The Data Says …
A total of 135 of the 209 bowhunters recovered at least one deer, dragging out a total of 1,083 deer after putting in 35,011 hours of time on stand. That’s one deer for every 32.5 hours in the field, and an average of about eight deer per successful bowhunter. To get 1,083 deer, hunters reported hitting 1,296 deer from 1989 through 2012 for a recovery rate of 83.6 percent. Separated by bow type, crossbow hunters had an 89 percent recovery rate compared to 83 percent for compound bows.
When it comes to broadhead type (for both compound and crossbow users), hunters using fixed- or replaceable-blade broadheads recovered 82 percent of their deer (874 recovered out of 1,066 hit). Hunters using mechanical broadheads recovered 91 percent of their deer (209 out of 230 hit). The total number of deer is lower for mechanicals because they have only been approved for use on the base since 2007, although the majority of deer shot since then were shot with mechanicals.
Compound bow shooters using mechanicals recovered 143 of 161 deer for an 89 percent recovery rate; those using fixed blades recovered 821 out of 1,001 deer for an 82 percent recovery rate. Crossbow hunters using mechanical broadheads recovered 66 out of 69 deer for a 96 percent recovery rate; those using fixed blades recovered 53 out of 65 deer for an 82 percent recovery rate.
Pedersen went so far as to separate fixed-blade recovery rates into pre- and post-mechanical eras. There was no statistically significant difference. Recovery rates with fixed-blade broadheads shot from compound bows were 82.2 percent from 1989 to 2006 and 81.0 percent from 2007 to 2012. For crossbows: 81.7 percent in the early years, 80.0 percent more recently.
How about accuracy? Crossbow shooters hit their target 94.5 percent of the time, while compound shooters hit theirs 89.9 percent of the time. The comparison was almost exactly the same for broadhead type. Mechanical users were slightly higher, hitting the deer 94.3 percent of the time compared to 89.4 percent for fixed-blade.
And The Winner Is …
What the data in this study tells us is simple — assuming that the shooter is a competent shot with the bow type chosen, on deer-sized game the differences in performance between bow types and broadhead types are small. Another factor here was that the average shot was less than 20 yards, which lends itself to precise arrow placement. Given that, both mechanical and replaceable-blade heads will get the job done in most situations.

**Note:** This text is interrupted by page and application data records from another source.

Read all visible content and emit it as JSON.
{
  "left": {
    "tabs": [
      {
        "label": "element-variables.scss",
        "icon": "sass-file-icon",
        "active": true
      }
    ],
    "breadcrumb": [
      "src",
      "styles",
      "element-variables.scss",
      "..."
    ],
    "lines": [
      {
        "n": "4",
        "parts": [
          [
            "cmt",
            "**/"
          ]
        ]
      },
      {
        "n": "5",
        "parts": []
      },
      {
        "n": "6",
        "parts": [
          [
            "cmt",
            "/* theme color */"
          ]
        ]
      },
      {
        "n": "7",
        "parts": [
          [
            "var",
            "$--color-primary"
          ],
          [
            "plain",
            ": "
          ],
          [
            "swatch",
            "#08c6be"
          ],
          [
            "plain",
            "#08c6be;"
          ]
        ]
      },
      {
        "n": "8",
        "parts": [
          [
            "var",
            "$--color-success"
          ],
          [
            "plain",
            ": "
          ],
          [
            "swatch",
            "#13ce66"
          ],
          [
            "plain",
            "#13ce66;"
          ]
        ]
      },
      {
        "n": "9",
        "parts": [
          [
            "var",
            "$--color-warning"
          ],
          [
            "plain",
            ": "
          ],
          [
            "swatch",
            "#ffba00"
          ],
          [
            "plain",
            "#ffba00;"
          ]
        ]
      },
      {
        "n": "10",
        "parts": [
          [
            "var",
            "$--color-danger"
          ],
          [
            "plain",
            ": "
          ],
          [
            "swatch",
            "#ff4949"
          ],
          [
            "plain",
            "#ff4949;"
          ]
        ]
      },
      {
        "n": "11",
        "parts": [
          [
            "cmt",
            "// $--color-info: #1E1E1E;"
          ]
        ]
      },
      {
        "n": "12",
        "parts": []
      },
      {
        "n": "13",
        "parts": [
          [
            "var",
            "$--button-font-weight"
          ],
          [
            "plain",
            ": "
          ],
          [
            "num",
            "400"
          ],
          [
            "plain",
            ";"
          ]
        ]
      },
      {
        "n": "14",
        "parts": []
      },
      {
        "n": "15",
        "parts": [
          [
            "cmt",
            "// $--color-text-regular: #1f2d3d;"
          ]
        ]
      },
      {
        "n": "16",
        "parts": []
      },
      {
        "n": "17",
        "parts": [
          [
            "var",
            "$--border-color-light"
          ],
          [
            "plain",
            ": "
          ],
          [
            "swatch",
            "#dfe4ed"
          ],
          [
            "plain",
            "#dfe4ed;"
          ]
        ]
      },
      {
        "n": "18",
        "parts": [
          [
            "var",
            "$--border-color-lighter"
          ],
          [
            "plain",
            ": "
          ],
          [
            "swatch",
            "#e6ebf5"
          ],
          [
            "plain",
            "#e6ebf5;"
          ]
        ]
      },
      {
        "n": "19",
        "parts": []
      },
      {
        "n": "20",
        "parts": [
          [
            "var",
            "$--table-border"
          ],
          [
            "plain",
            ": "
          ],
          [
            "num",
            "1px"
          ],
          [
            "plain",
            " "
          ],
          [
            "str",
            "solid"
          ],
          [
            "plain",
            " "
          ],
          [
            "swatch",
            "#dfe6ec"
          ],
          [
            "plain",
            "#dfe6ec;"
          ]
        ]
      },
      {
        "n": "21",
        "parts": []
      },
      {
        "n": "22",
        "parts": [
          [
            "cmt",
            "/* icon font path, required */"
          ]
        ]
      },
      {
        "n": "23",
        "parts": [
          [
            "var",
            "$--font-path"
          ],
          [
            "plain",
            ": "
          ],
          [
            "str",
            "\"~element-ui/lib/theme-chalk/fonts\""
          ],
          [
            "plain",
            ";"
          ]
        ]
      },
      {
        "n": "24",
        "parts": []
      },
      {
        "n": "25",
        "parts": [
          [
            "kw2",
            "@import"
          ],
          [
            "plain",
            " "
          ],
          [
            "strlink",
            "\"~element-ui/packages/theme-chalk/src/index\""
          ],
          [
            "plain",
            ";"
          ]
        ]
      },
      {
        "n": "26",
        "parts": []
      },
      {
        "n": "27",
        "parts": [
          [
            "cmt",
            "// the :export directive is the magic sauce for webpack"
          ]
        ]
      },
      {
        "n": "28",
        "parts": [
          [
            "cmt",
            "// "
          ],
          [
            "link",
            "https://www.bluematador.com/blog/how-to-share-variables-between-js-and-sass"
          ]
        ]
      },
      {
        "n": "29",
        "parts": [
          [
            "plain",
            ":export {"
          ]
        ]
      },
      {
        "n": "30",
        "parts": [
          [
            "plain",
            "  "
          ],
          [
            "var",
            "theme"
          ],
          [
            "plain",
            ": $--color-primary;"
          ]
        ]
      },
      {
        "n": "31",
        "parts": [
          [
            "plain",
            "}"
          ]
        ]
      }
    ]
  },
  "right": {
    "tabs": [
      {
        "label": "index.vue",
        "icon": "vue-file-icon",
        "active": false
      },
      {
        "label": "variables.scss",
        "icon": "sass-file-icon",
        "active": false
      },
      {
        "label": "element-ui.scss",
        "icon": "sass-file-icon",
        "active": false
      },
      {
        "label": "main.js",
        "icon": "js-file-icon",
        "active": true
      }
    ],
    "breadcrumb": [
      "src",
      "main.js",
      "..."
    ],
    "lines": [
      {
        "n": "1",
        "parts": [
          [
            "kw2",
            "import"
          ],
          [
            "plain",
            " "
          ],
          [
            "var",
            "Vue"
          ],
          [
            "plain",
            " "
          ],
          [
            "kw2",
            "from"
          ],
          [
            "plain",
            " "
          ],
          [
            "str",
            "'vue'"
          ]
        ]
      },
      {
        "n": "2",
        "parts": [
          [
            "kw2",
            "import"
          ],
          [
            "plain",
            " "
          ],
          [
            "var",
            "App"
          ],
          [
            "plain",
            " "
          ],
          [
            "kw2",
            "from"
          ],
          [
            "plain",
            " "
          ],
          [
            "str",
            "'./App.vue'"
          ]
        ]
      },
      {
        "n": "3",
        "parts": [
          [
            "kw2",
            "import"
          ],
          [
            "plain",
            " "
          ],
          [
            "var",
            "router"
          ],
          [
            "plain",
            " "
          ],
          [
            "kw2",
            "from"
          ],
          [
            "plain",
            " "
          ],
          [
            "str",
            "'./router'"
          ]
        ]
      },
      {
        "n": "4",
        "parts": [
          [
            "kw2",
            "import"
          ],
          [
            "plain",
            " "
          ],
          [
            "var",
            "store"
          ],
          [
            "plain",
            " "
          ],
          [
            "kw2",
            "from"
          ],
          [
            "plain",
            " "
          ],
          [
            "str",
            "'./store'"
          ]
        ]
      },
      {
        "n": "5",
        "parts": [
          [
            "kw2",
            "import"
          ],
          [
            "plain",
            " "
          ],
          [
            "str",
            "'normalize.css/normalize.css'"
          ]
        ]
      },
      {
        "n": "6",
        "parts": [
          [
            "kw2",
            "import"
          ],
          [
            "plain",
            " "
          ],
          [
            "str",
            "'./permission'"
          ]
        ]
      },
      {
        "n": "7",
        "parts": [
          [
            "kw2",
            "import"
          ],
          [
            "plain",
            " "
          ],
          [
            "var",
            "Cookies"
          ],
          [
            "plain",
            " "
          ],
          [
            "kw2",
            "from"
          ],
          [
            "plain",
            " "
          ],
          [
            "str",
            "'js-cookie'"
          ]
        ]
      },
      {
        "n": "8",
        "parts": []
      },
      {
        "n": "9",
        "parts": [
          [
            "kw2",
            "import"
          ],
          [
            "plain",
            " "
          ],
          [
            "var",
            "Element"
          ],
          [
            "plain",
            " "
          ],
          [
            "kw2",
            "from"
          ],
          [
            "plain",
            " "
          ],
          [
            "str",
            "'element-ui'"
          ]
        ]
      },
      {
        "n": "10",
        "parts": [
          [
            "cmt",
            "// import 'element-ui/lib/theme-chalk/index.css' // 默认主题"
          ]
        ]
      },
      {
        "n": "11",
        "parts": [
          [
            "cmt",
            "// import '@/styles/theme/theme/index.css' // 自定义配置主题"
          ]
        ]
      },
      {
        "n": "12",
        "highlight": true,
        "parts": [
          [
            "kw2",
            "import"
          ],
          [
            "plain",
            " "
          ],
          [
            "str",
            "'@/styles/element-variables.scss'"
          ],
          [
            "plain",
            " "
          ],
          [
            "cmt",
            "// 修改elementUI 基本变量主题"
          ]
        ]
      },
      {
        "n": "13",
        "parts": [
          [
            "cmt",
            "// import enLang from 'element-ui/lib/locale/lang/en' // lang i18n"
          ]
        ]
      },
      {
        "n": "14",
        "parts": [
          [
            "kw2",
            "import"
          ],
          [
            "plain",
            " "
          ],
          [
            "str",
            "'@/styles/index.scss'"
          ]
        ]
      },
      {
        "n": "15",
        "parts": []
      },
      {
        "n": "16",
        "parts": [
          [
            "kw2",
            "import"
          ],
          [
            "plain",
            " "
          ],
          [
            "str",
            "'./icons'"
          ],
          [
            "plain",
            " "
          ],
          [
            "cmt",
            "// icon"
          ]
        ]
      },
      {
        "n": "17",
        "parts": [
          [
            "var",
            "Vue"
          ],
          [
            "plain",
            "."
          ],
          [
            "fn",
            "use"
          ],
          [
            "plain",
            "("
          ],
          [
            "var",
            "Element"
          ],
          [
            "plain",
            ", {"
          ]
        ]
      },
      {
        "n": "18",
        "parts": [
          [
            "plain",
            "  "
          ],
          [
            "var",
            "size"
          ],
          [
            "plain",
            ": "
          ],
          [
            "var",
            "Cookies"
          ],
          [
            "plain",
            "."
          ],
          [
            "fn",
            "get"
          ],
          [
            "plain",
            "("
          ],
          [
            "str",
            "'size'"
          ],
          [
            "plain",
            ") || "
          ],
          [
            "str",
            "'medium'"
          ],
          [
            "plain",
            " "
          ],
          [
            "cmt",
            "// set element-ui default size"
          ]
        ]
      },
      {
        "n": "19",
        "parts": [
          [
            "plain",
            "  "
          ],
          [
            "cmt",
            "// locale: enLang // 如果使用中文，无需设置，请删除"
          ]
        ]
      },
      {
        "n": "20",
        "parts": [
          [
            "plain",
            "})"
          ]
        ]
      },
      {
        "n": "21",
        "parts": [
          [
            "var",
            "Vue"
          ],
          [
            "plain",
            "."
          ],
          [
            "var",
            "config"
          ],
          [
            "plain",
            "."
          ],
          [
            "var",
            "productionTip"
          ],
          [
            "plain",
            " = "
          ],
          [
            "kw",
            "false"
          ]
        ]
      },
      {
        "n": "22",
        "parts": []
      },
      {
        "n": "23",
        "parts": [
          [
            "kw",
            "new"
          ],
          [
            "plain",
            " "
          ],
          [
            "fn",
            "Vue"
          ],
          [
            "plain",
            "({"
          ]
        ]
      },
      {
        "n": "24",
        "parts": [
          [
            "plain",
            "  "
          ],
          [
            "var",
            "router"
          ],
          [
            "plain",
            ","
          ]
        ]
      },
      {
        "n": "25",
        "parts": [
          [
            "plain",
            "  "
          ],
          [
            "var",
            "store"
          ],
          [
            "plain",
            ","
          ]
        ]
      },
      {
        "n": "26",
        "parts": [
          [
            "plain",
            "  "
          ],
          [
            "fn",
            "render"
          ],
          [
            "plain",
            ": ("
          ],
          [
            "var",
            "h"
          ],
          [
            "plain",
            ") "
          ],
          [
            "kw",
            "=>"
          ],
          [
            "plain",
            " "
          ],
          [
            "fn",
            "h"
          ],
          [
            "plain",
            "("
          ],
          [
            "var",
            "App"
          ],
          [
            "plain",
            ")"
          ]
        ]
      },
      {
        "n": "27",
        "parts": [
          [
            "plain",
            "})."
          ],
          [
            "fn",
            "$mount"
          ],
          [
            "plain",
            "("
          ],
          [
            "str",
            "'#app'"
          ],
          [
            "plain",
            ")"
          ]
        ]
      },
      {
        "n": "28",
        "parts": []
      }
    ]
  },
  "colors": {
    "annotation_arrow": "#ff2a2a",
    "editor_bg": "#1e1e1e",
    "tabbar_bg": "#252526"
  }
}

In terms of penetration on the world’s largest game, there’s no question that the old-school two-blade design out-penetrates all others, all other things like arrow weight and shot placement being equal. After decades of using nothing but the replaceable-blade three-blade design on everything from ground hogs to grizzly bears, I was personally brought kicking and screaming into the mechanical broadhead camp for most of my bowhunting after experiencing tremendous terminal performance on tough critters like nilgai, elk and black bears, and seeing how accurately they fly at distance. The key is to remember that broadheads are designed to slice through tissue, muscle and organs; they are not designed to smash through bones. Thus, above all else a broadhead must fly accurately with your bow-and-arrow set-up.
The broadhead is the ultimate connection between the bowhunter and his prey. We all understand how difficult it is to get a controlled, close-range bow shot at an animal. When we do, the success or failure of the day is totally dependent on whether or not the broadhead does its job. If it does, we whoop and holler and give thanks to the stars above for our good fortune. If it fails, at best we eat tag soup; at worst, we wound a magnificent game animal and return to camp in shame. Fortunately, today’s broadheads, regardless of design, are truly effective tools of predation.–Bob Robb